== WHAT THE TASK ASKS ==
An exact copy of all the data, minus the images, is required.

== DATA SHOWN ==
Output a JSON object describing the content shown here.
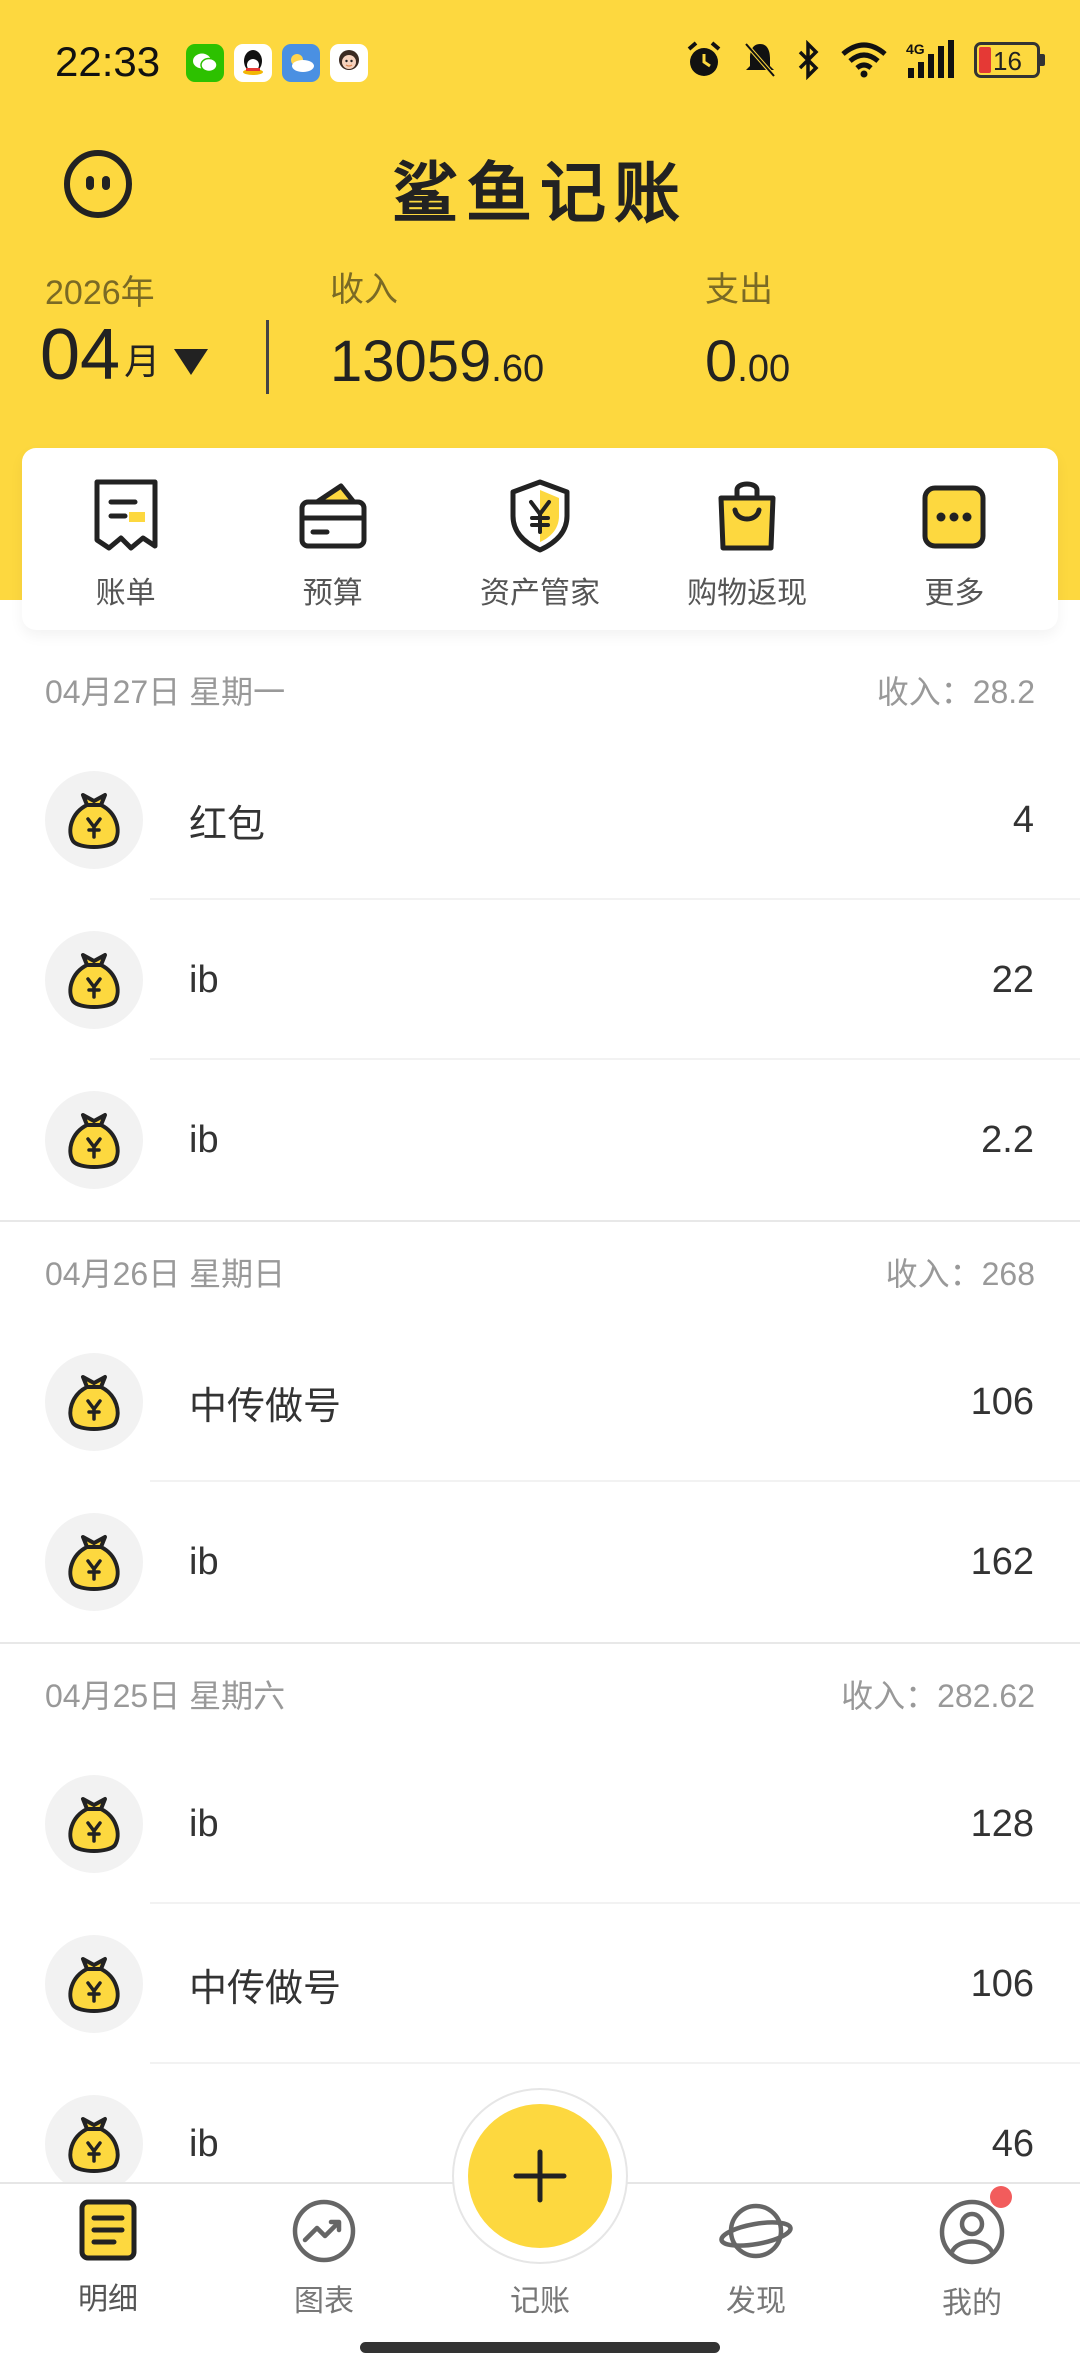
{
  "status_bar": {
    "time": "22:33",
    "network": "4G",
    "battery": "16"
  },
  "header": {
    "title": "鲨鱼记账",
    "year": "2026年",
    "month": "04",
    "month_unit": "月",
    "income_label": "收入",
    "income_int": "13059",
    "income_dec": ".60",
    "expense_label": "支出",
    "expense_int": "0",
    "expense_dec": ".00"
  },
  "quick_actions": [
    {
      "label": "账单",
      "icon": "bill-icon"
    },
    {
      "label": "预算",
      "icon": "wallet-icon"
    },
    {
      "label": "资产管家",
      "icon": "shield-yen-icon"
    },
    {
      "label": "购物返现",
      "icon": "shopping-bag-icon"
    },
    {
      "label": "更多",
      "icon": "more-icon"
    }
  ],
  "days": [
    {
      "date": "04月27日 星期一",
      "summary": "收入：28.2",
      "items": [
        {
          "name": "红包",
          "amount": "4"
        },
        {
          "name": "ib",
          "amount": "22"
        },
        {
          "name": "ib",
          "amount": "2.2"
        }
      ]
    },
    {
      "date": "04月26日 星期日",
      "summary": "收入：268",
      "items": [
        {
          "name": "中传做号",
          "amount": "106"
        },
        {
          "name": "ib",
          "amount": "162"
        }
      ]
    },
    {
      "date": "04月25日 星期六",
      "summary": "收入：282.62",
      "items": [
        {
          "name": "ib",
          "amount": "128"
        },
        {
          "name": "中传做号",
          "amount": "106"
        },
        {
          "name": "ib",
          "amount": "46"
        }
      ]
    }
  ],
  "nav": [
    {
      "label": "明细",
      "icon": "detail-icon",
      "active": true
    },
    {
      "label": "图表",
      "icon": "chart-icon"
    },
    {
      "label": "记账",
      "icon": "plus-icon"
    },
    {
      "label": "发现",
      "icon": "planet-icon"
    },
    {
      "label": "我的",
      "icon": "profile-icon"
    }
  ],
  "colors": {
    "brand_yellow": "#FDD83F",
    "badge_red": "#F25C5C"
  }
}
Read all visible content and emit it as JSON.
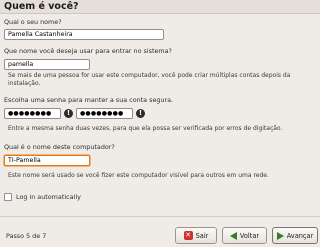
{
  "window": {
    "title": "Quem é você?"
  },
  "name": {
    "label": "Qual o seu nome?",
    "value": "Pamella Castanheira"
  },
  "username": {
    "label": "Que nome você deseja usar para entrar no sistema?",
    "value": "pamella",
    "hint": "Se mais de uma pessoa for usar este computador, você pode criar múltiplas contas depois da instalação."
  },
  "password": {
    "label": "Escolha uma senha para manter a sua conta segura.",
    "value1": "●●●●●●●●",
    "value2": "●●●●●●●●",
    "hint": "Entre a mesma senha duas vezes, para que ela possa ser verificada por erros de digitação."
  },
  "computer": {
    "label": "Qual é o nome deste computador?",
    "value": "TI-Pamella",
    "hint": "Este nome será usado se você fizer este computador visível para outros em uma rede."
  },
  "autologin": {
    "label": "Log in automatically",
    "checked": false
  },
  "footer": {
    "step": "Passo 5 de 7",
    "quit": "Sair",
    "back": "Voltar",
    "forward": "Avançar"
  }
}
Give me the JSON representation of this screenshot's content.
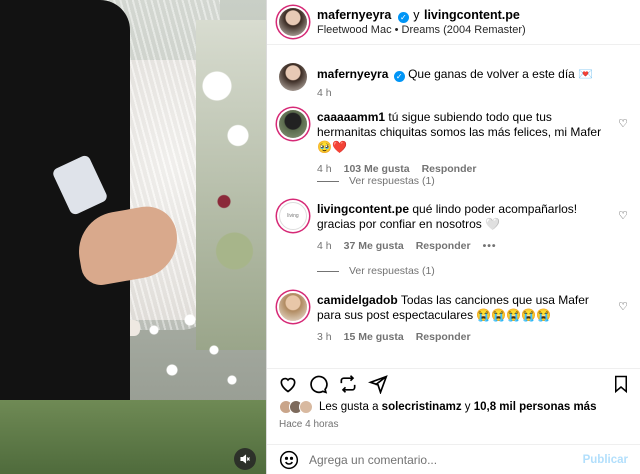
{
  "header": {
    "username": "mafernyeyra",
    "joiner": "y",
    "collab": "livingcontent.pe",
    "audio": "Fleetwood Mac • Dreams (2004 Remaster)"
  },
  "caption": {
    "username": "mafernyeyra",
    "text": "Que ganas de volver a este día 💌",
    "time": "4 h"
  },
  "comments": [
    {
      "username": "caaaaamm1",
      "text": "tú sigue subiendo todo que tus hermanitas chiquitas somos las más felices, mi Mafer🥹❤️",
      "time": "4 h",
      "likes": "103 Me gusta",
      "reply": "Responder",
      "view_replies": "Ver respuestas (1)"
    },
    {
      "username": "livingcontent.pe",
      "text": "qué lindo poder acompañarlos! gracias por confiar en nosotros 🤍",
      "time": "4 h",
      "likes": "37 Me gusta",
      "reply": "Responder",
      "more": "•••",
      "view_replies": "Ver respuestas (1)",
      "avatar_text": "living"
    },
    {
      "username": "camidelgadob",
      "text": "Todas las canciones que usa Mafer para sus post espectaculares 😭😭😭😭😭",
      "time": "3 h",
      "likes": "15 Me gusta",
      "reply": "Responder"
    }
  ],
  "likes_line": {
    "prefix": "Les gusta a",
    "user": "solecristinamz",
    "middle": "y",
    "count": "10,8 mil personas más"
  },
  "posted_time": "Hace 4 horas",
  "comment_box": {
    "placeholder": "Agrega un comentario...",
    "post_label": "Publicar"
  },
  "colors": {
    "verified": "#0095f6",
    "post_disabled": "#b2dffc",
    "muted_text": "#737373"
  }
}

== EXERCISE ANSWER ==
Output a JSON object describing the content shown here.
{
  "status_bar": {
    "time": "22:33",
    "network": "4G",
    "battery": "16"
  },
  "header": {
    "title": "鲨鱼记账",
    "year": "2026年",
    "month": "04",
    "month_unit": "月",
    "income_label": "收入",
    "income_int": "13059",
    "income_dec": ".60",
    "expense_label": "支出",
    "expense_int": "0",
    "expense_dec": ".00"
  },
  "quick_actions": [
    {
      "label": "账单",
      "icon": "bill-icon"
    },
    {
      "label": "预算",
      "icon": "wallet-icon"
    },
    {
      "label": "资产管家",
      "icon": "shield-yen-icon"
    },
    {
      "label": "购物返现",
      "icon": "shopping-bag-icon"
    },
    {
      "label": "更多",
      "icon": "more-icon"
    }
  ],
  "days": [
    {
      "date": "04月27日 星期一",
      "summary": "收入：28.2",
      "items": [
        {
          "name": "红包",
          "amount": "4"
        },
        {
          "name": "ib",
          "amount": "22"
        },
        {
          "name": "ib",
          "amount": "2.2"
        }
      ]
    },
    {
      "date": "04月26日 星期日",
      "summary": "收入：268",
      "items": [
        {
          "name": "中传做号",
          "amount": "106"
        },
        {
          "name": "ib",
          "amount": "162"
        }
      ]
    },
    {
      "date": "04月25日 星期六",
      "summary": "收入：282.62",
      "items": [
        {
          "name": "ib",
          "amount": "128"
        },
        {
          "name": "中传做号",
          "amount": "106"
        },
        {
          "name": "ib",
          "amount": "46"
        }
      ]
    }
  ],
  "nav": [
    {
      "label": "明细",
      "icon": "detail-icon",
      "active": true
    },
    {
      "label": "图表",
      "icon": "chart-icon"
    },
    {
      "label": "记账",
      "icon": "plus-icon"
    },
    {
      "label": "发现",
      "icon": "planet-icon"
    },
    {
      "label": "我的",
      "icon": "profile-icon"
    }
  ],
  "colors": {
    "brand_yellow": "#FDD83F",
    "badge_red": "#F25C5C"
  }
}
Read all visible content and emit it as JSON.
{
  "window": {
    "title": "Quem é você?"
  },
  "name": {
    "label": "Qual o seu nome?",
    "value": "Pamella Castanheira"
  },
  "username": {
    "label": "Que nome você deseja usar para entrar no sistema?",
    "value": "pamella",
    "hint": "Se mais de uma pessoa for usar este computador, você pode criar múltiplas contas depois da instalação."
  },
  "password": {
    "label": "Escolha uma senha para manter a sua conta segura.",
    "value1": "●●●●●●●●",
    "value2": "●●●●●●●●",
    "hint": "Entre a mesma senha duas vezes, para que ela possa ser verificada por erros de digitação."
  },
  "computer": {
    "label": "Qual é o nome deste computador?",
    "value": "TI-Pamella",
    "hint": "Este nome será usado se você fizer este computador visível para outros em uma rede."
  },
  "autologin": {
    "label": "Log in automatically",
    "checked": false
  },
  "footer": {
    "step": "Passo 5 de 7",
    "quit": "Sair",
    "back": "Voltar",
    "forward": "Avançar"
  }
}
Give me the JSON representation of this screenshot's content.
{
  "header": {
    "username": "mafernyeyra",
    "joiner": "y",
    "collab": "livingcontent.pe",
    "audio": "Fleetwood Mac • Dreams (2004 Remaster)"
  },
  "caption": {
    "username": "mafernyeyra",
    "text": "Que ganas de volver a este día 💌",
    "time": "4 h"
  },
  "comments": [
    {
      "username": "caaaaamm1",
      "text": "tú sigue subiendo todo que tus hermanitas chiquitas somos las más felices, mi Mafer🥹❤️",
      "time": "4 h",
      "likes": "103 Me gusta",
      "reply": "Responder",
      "view_replies": "Ver respuestas (1)"
    },
    {
      "username": "livingcontent.pe",
      "text": "qué lindo poder acompañarlos! gracias por confiar en nosotros 🤍",
      "time": "4 h",
      "likes": "37 Me gusta",
      "reply": "Responder",
      "more": "•••",
      "view_replies": "Ver respuestas (1)",
      "avatar_text": "living"
    },
    {
      "username": "camidelgadob",
      "text": "Todas las canciones que usa Mafer para sus post espectaculares 😭😭😭😭😭",
      "time": "3 h",
      "likes": "15 Me gusta",
      "reply": "Responder"
    }
  ],
  "likes_line": {
    "prefix": "Les gusta a",
    "user": "solecristinamz",
    "middle": "y",
    "count": "10,8 mil personas más"
  },
  "posted_time": "Hace 4 horas",
  "comment_box": {
    "placeholder": "Agrega un comentario...",
    "post_label": "Publicar"
  },
  "colors": {
    "verified": "#0095f6",
    "post_disabled": "#b2dffc",
    "muted_text": "#737373"
  }
}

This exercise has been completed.